▶ **DATA RECORDS**
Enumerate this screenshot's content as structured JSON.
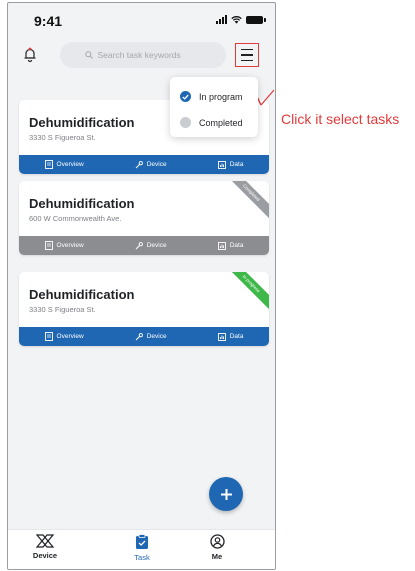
{
  "status_bar": {
    "time": "9:41"
  },
  "header": {
    "search_placeholder": "Search task keywords",
    "icons": {
      "notification": "bell-alert-icon",
      "menu": "hamburger-menu-icon",
      "search": "search-icon"
    }
  },
  "filter_menu": {
    "options": [
      {
        "label": "In program",
        "checked": true
      },
      {
        "label": "Completed",
        "checked": false
      }
    ]
  },
  "tasks": [
    {
      "title": "Dehumidification",
      "address": "3330 S Figueroa St.",
      "status": "",
      "bar_color": "#1f67b2",
      "ribbon_color": "",
      "actions": [
        "Overview",
        "Device",
        "Data"
      ]
    },
    {
      "title": "Dehumidification",
      "address": "600 W Commonwealth Ave.",
      "status": "Completed",
      "bar_color": "#8b8d91",
      "ribbon_color": "#9a9da1",
      "actions": [
        "Overview",
        "Device",
        "Data"
      ]
    },
    {
      "title": "Dehumidification",
      "address": "3330 S Figueroa St.",
      "status": "In progress",
      "bar_color": "#1f67b2",
      "ribbon_color": "#3fb84a",
      "actions": [
        "Overview",
        "Device",
        "Data"
      ]
    }
  ],
  "bottom_nav": {
    "items": [
      {
        "label": "Device",
        "icon": "device-logo-icon",
        "active": false
      },
      {
        "label": "Task",
        "icon": "clipboard-check-icon",
        "active": true
      },
      {
        "label": "Me",
        "icon": "user-circle-icon",
        "active": false
      }
    ]
  },
  "annotation": {
    "text": "Click it select tasks",
    "color": "#e23b3b"
  },
  "colors": {
    "accent": "#1f67b2",
    "completed": "#8b8d91",
    "in_progress": "#3fb84a",
    "annotation": "#e23b3b"
  }
}
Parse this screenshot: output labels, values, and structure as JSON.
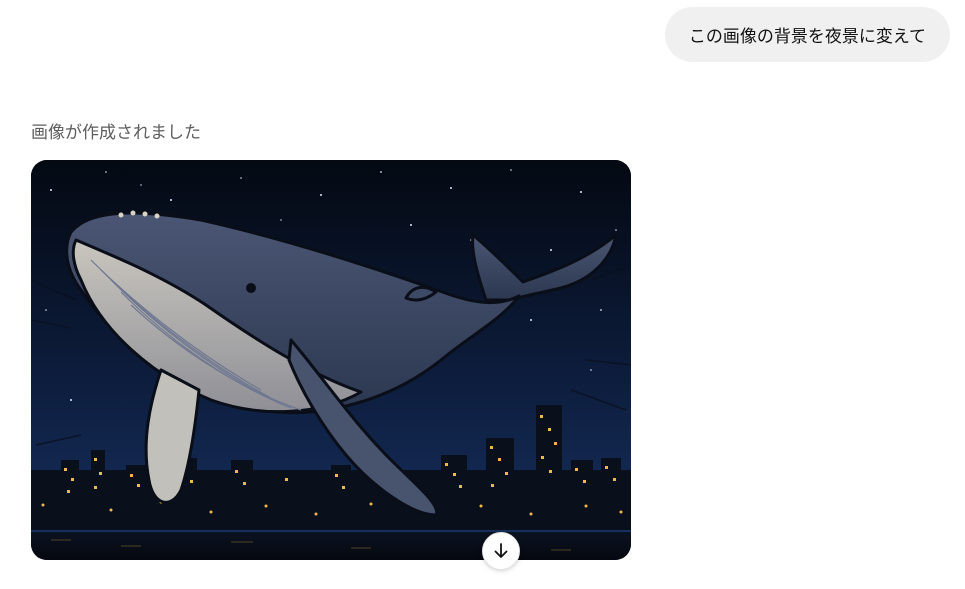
{
  "conversation": {
    "user_message": "この画像の背景を夜景に変えて",
    "assistant_status": "画像が作成されました"
  },
  "generated_image": {
    "subject": "whale-over-night-city",
    "download_icon": "arrow-down-icon"
  },
  "colors": {
    "user_bubble_bg": "#f0f0f0",
    "status_text": "#5d5d5d",
    "sky_top": "#050b17",
    "sky_bottom": "#142a55",
    "whale_body": "#3d4a66",
    "city_lights": "#f2b84b"
  }
}
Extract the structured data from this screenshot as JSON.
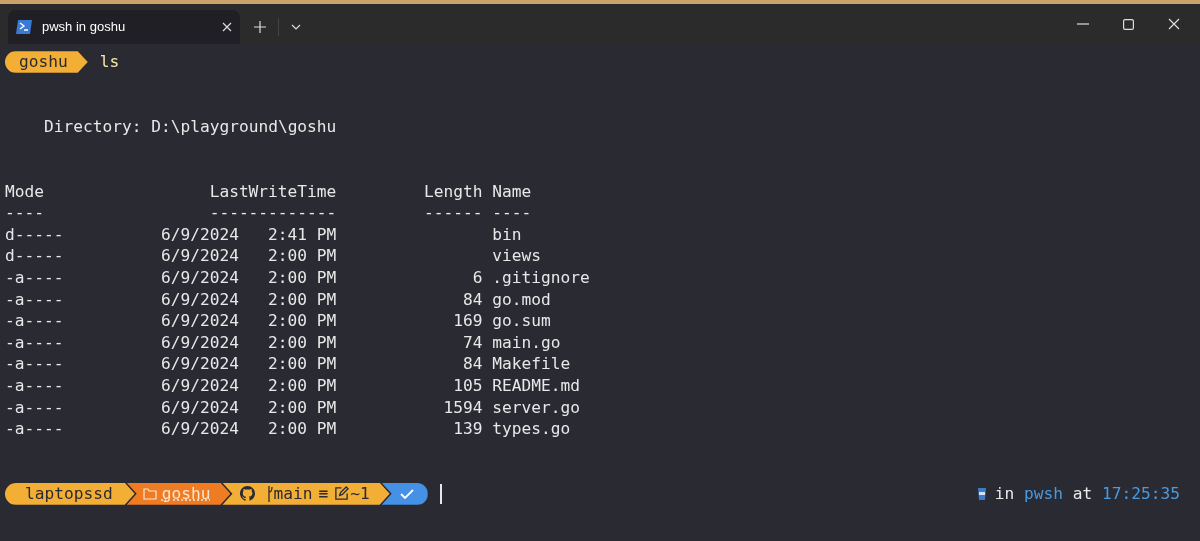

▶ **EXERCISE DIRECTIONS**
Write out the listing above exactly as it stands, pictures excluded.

▶ **SOLUTION TO THIS PROBLEM**
Enumerate this screenshot's content as structured JSON.
{
  "status_bar": {
    "time": "9:41"
  },
  "header": {
    "search_placeholder": "Search task keywords",
    "icons": {
      "notification": "bell-alert-icon",
      "menu": "hamburger-menu-icon",
      "search": "search-icon"
    }
  },
  "filter_menu": {
    "options": [
      {
        "label": "In program",
        "checked": true
      },
      {
        "label": "Completed",
        "checked": false
      }
    ]
  },
  "tasks": [
    {
      "title": "Dehumidification",
      "address": "3330 S Figueroa St.",
      "status": "",
      "bar_color": "#1f67b2",
      "ribbon_color": "",
      "actions": [
        "Overview",
        "Device",
        "Data"
      ]
    },
    {
      "title": "Dehumidification",
      "address": "600 W Commonwealth Ave.",
      "status": "Completed",
      "bar_color": "#8b8d91",
      "ribbon_color": "#9a9da1",
      "actions": [
        "Overview",
        "Device",
        "Data"
      ]
    },
    {
      "title": "Dehumidification",
      "address": "3330 S Figueroa St.",
      "status": "In progress",
      "bar_color": "#1f67b2",
      "ribbon_color": "#3fb84a",
      "actions": [
        "Overview",
        "Device",
        "Data"
      ]
    }
  ],
  "bottom_nav": {
    "items": [
      {
        "label": "Device",
        "icon": "device-logo-icon",
        "active": false
      },
      {
        "label": "Task",
        "icon": "clipboard-check-icon",
        "active": true
      },
      {
        "label": "Me",
        "icon": "user-circle-icon",
        "active": false
      }
    ]
  },
  "annotation": {
    "text": "Click it select tasks",
    "color": "#e23b3b"
  },
  "colors": {
    "accent": "#1f67b2",
    "completed": "#8b8d91",
    "in_progress": "#3fb84a",
    "annotation": "#e23b3b"
  }
}
Parse this screenshot: output labels, values, and structure as JSON.
{
  "conversation": {
    "user_message": "この画像の背景を夜景に変えて",
    "assistant_status": "画像が作成されました"
  },
  "generated_image": {
    "subject": "whale-over-night-city",
    "download_icon": "arrow-down-icon"
  },
  "colors": {
    "user_bubble_bg": "#f0f0f0",
    "status_text": "#5d5d5d",
    "sky_top": "#050b17",
    "sky_bottom": "#142a55",
    "whale_body": "#3d4a66",
    "city_lights": "#f2b84b"
  }
}
Extract the structured data from this screenshot as JSON.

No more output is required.